## Task data
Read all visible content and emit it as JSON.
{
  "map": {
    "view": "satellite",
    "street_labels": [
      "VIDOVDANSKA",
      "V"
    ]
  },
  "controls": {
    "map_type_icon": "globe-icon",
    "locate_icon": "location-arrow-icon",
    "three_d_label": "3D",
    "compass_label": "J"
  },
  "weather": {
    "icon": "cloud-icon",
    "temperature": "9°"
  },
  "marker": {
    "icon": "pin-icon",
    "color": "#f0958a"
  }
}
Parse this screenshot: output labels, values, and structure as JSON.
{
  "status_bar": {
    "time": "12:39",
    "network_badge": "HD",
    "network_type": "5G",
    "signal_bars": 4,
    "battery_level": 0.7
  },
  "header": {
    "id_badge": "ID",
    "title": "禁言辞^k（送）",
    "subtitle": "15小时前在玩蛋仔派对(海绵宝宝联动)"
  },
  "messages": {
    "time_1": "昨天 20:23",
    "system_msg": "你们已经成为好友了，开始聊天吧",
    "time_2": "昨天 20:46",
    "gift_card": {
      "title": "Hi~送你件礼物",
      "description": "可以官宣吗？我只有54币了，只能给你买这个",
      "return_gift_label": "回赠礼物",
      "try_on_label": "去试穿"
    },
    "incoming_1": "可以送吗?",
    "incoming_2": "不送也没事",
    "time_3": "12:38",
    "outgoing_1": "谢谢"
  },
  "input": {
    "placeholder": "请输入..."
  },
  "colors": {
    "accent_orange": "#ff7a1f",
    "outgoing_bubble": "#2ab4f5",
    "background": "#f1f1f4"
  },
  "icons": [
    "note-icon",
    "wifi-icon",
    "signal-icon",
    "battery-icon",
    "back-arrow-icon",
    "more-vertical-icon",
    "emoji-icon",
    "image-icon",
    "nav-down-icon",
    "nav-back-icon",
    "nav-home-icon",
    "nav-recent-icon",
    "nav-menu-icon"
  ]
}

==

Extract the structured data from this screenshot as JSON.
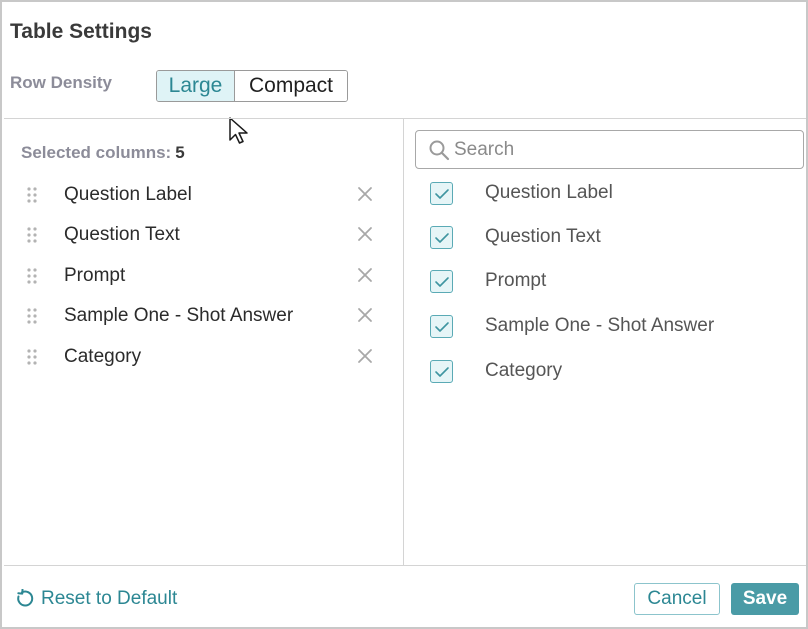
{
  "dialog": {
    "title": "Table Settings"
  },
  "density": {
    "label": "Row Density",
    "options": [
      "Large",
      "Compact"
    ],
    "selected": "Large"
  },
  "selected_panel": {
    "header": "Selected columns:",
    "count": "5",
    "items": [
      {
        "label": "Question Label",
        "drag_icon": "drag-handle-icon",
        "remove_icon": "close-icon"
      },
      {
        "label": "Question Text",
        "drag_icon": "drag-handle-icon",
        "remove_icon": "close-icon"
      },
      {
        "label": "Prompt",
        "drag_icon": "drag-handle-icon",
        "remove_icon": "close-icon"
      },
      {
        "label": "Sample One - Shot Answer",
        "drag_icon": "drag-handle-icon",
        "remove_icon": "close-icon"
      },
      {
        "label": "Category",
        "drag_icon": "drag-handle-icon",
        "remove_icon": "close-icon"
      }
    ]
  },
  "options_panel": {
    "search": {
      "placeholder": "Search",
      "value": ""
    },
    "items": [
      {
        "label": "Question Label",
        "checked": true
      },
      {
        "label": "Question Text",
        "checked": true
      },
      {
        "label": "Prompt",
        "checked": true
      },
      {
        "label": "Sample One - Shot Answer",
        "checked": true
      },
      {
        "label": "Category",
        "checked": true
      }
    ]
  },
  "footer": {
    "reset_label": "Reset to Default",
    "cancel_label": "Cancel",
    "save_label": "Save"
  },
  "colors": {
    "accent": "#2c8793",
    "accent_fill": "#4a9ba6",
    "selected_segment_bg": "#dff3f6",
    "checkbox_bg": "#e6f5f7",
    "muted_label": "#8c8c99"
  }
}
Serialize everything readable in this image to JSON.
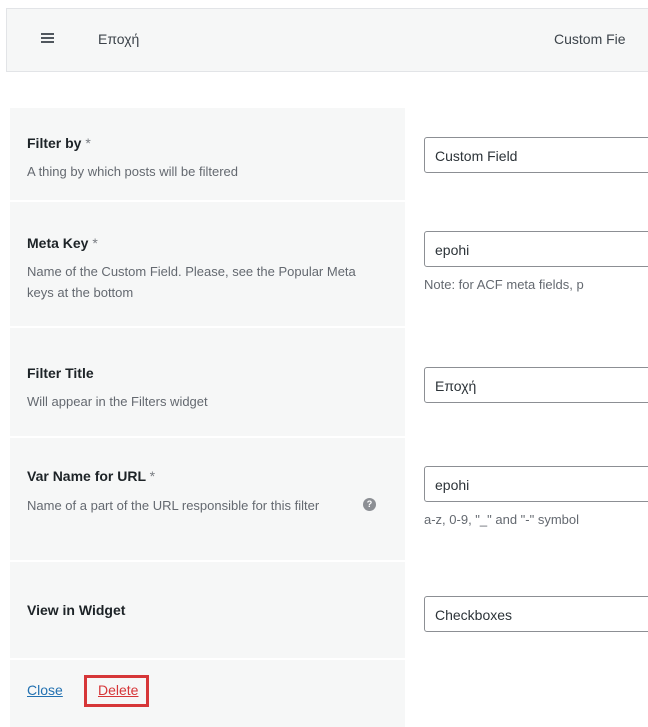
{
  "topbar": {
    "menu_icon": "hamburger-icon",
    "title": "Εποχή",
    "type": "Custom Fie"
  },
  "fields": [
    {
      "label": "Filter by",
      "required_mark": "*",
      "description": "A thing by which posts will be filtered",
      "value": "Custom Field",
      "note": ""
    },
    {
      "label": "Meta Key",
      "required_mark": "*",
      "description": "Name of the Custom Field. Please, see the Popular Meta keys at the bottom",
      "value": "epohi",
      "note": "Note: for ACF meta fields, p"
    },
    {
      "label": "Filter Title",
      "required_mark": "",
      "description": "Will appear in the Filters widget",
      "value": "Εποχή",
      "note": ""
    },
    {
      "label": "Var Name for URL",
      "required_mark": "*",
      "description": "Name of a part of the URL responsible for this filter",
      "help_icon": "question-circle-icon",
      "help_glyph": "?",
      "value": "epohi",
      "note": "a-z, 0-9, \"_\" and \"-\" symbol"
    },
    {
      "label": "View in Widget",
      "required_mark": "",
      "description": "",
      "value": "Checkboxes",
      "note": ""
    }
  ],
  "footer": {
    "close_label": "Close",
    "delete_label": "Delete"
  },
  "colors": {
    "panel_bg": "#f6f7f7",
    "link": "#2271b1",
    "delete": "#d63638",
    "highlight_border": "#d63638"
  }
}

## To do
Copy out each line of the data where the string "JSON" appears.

## Solution to the problem
Read all visible content and emit it as JSON.
Parse this screenshot: output labels, values, and structure as JSON.
Extract the structured data from this screenshot as JSON.
Serialize everything readable in this image to JSON.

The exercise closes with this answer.